As young ELLs enroll in preschool and primary school programs in record numbers, educators must continually strive to provide effective, nurturing environments and developmentally and linguistically appropriate instruction for all learners. This instruction should take into consideration the characteristics of young English language learners and their language development, the learning conditions that are most effective for these learners, and the kinds of instruction that best meet their needs.
Chomsky, N. (1969). The acquisition of syntax in children from 5 to 10. Cambridge, MA: MIT Press.
De Houwer, A. (1999). Two or more languages in early childhood: Some general points and practical recommendations (ERIC Digest). Washington, DC: ERIC Clearinghouse on Languages and Linguistics. Retrieved May 15, 2003, from http://www.cal.org/resources/digest/earlychild.html
Echevarria, J. (1998). Teaching language minority students in elementary schools (Research Brief No. 1). Santa Cruz, CA, and Washington, DC: Center for Research on Education, Diversity & Excellence. Retrieved May 15, 2003, from http://www.cal.org/crede/pubs/ResBrief1.htm
Greenburg, P. (1990). Ideas that work with young children. Why not academic preschool? (Part 1). Young Children, 45(4), 70-80.
Kindler, A. L. (2002). Survey of the states’ limited English proficient students and available educational programs and services: 2000-2001 summary report. Washington, DC: U.S. Department of Education; Office of English Language Acquisition, Language Enhancement and Academic Achievement for Limited English Proficient Students. Retrieved May 15, 2003, from http://www.ncela.gwu.edu/states/reports/seareports/0001/sea0001.pdf
Menken, K., & Atunez, B. (2001). An overview of the preparation and certification of teachers working with limited English proficient (LEP) Students. Washington, DC: National Clearinghouse for Bilingual Education and ERIC Clearinghouse on Teaching and Teacher Education. Retrieved May 15, 2003, from http://www.ericsp.org/pages/digests/ncbe.pdf
Nissani, H. (1990). Early childhood programs for language minority students (Focus, Occasional Papers in Bilingual Education, No. 2). Washington, DC: National Clearinghouse for Bilingual Education. Retrieved May 15, 2003, from http://www.ncela.gwu.edu/ncbepubs/focus/focus2.htm (ERIC Document Reproduction Service No. ED337033)
This digest is based in part on the following presentation:
Cloud, N., Genesee, F., & Hamayan, E. (2002, April 13). Teaching language to young ESL and EFL learners.
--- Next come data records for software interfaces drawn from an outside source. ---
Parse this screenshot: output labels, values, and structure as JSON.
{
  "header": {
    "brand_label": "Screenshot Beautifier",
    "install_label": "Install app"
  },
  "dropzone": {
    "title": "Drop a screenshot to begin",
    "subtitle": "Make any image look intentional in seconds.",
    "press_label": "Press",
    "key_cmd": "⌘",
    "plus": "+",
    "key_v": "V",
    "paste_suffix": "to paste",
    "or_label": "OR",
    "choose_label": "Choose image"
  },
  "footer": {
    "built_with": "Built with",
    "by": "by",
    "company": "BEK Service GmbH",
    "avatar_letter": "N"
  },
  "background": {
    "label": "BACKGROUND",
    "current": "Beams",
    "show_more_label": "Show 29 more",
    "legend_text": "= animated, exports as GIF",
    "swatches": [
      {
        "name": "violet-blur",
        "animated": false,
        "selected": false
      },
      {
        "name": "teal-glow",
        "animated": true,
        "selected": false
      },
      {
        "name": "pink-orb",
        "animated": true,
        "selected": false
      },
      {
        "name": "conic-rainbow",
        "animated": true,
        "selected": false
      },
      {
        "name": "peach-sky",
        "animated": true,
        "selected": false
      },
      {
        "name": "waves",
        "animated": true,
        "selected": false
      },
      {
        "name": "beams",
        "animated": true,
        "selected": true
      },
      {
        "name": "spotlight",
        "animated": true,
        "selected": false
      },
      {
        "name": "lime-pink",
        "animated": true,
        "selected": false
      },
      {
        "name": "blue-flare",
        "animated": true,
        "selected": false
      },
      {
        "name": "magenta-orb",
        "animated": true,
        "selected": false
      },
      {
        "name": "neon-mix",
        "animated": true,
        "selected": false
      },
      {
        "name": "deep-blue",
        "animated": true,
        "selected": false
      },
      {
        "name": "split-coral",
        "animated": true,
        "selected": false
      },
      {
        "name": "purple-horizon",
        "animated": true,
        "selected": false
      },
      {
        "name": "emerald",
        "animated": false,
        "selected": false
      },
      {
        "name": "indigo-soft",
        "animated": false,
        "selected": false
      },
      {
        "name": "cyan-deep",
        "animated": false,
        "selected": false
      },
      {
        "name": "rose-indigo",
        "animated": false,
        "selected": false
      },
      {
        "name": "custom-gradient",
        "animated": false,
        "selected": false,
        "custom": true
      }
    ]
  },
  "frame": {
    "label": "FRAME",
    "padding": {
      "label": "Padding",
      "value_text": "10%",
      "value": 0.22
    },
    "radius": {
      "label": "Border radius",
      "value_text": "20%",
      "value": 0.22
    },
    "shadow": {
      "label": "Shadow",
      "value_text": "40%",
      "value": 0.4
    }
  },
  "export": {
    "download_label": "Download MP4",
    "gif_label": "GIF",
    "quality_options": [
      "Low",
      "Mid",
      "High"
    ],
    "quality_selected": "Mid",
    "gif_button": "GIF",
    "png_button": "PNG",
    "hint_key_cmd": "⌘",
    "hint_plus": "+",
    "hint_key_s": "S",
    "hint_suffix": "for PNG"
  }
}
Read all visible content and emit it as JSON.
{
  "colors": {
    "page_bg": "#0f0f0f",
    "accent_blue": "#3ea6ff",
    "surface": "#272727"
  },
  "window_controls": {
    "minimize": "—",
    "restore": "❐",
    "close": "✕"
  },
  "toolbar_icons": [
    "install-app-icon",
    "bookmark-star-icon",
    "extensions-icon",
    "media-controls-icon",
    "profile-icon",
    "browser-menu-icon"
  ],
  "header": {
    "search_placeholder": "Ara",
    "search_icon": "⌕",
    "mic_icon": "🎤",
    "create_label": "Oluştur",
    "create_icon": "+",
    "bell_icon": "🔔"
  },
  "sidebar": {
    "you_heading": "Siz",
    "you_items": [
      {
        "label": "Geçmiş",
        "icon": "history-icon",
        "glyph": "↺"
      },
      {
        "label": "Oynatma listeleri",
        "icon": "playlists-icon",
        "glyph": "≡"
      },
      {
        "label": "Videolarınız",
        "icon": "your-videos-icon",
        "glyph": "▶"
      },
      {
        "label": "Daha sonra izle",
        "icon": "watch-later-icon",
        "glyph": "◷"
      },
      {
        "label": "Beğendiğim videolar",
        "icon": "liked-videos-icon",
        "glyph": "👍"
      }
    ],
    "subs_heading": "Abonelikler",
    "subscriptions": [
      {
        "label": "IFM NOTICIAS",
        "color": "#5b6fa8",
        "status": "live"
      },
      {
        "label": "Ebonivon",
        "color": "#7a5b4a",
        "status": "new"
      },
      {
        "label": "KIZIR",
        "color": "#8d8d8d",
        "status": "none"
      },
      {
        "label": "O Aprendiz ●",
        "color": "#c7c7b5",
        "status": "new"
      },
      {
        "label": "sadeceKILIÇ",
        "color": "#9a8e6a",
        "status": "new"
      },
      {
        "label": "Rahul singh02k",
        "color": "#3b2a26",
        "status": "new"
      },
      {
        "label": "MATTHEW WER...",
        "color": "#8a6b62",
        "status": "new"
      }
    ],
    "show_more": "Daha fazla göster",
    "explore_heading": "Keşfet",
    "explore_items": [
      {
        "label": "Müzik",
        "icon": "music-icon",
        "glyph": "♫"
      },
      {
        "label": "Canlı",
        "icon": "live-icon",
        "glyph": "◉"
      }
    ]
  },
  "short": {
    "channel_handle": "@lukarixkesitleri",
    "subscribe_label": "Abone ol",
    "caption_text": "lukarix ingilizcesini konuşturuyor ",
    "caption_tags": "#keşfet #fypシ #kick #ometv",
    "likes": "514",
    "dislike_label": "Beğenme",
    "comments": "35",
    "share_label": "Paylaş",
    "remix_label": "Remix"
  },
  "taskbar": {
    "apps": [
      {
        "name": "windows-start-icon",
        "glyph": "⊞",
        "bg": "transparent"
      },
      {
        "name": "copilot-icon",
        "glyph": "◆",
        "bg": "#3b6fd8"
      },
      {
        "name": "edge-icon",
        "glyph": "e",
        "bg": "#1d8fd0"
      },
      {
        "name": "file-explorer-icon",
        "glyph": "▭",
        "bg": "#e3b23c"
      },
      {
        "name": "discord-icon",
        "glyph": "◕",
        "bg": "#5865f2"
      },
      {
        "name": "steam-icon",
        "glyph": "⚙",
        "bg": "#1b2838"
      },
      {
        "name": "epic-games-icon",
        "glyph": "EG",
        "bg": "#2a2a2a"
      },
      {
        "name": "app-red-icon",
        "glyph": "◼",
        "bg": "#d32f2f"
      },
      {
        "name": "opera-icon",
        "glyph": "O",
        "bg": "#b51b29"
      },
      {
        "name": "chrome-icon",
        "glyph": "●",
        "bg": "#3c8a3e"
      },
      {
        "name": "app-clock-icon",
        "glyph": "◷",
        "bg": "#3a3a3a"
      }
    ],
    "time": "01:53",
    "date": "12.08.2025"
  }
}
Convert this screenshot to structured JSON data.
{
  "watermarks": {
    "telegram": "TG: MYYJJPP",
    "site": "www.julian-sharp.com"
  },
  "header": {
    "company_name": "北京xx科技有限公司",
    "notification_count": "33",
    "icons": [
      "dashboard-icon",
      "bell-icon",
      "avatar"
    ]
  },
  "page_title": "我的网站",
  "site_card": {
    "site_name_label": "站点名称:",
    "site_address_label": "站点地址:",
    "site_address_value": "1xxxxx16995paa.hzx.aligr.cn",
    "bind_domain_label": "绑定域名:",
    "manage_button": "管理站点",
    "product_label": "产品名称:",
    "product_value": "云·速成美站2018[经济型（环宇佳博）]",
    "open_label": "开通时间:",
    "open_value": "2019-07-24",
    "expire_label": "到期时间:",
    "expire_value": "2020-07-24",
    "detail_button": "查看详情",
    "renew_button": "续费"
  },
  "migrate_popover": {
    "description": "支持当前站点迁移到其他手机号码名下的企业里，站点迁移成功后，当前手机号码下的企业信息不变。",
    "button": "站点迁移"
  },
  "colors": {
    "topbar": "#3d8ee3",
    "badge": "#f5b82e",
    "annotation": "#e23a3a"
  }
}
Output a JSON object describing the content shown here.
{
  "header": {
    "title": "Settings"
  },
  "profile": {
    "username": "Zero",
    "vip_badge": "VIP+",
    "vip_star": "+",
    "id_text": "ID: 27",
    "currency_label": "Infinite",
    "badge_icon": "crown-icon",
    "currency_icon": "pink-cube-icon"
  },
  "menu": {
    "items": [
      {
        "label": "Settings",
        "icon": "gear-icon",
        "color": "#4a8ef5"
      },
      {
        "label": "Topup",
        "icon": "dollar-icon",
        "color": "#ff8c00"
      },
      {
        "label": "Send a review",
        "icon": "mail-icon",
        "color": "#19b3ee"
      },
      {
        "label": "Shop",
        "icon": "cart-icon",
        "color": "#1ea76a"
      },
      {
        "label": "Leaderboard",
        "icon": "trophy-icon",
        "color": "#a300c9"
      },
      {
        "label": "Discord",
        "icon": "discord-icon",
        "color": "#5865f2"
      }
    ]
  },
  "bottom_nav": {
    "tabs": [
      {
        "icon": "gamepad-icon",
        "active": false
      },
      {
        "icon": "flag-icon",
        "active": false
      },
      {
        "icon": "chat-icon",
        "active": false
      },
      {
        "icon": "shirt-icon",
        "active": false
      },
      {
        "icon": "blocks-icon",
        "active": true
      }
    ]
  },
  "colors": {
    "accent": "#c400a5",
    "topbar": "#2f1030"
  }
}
Paper presented at the annual convention of Teachers of English to Speakers of Other Languages, Salt Lake City.
This digest was prepared with funding from the U.S. Dept. of Education, Office of Educational Research and Improvement, National Library of Education, under contract no. ED-99-CO-0008. The opinions expressed do not necessarily reflect the positions or policies of ED, OERI, or NLE.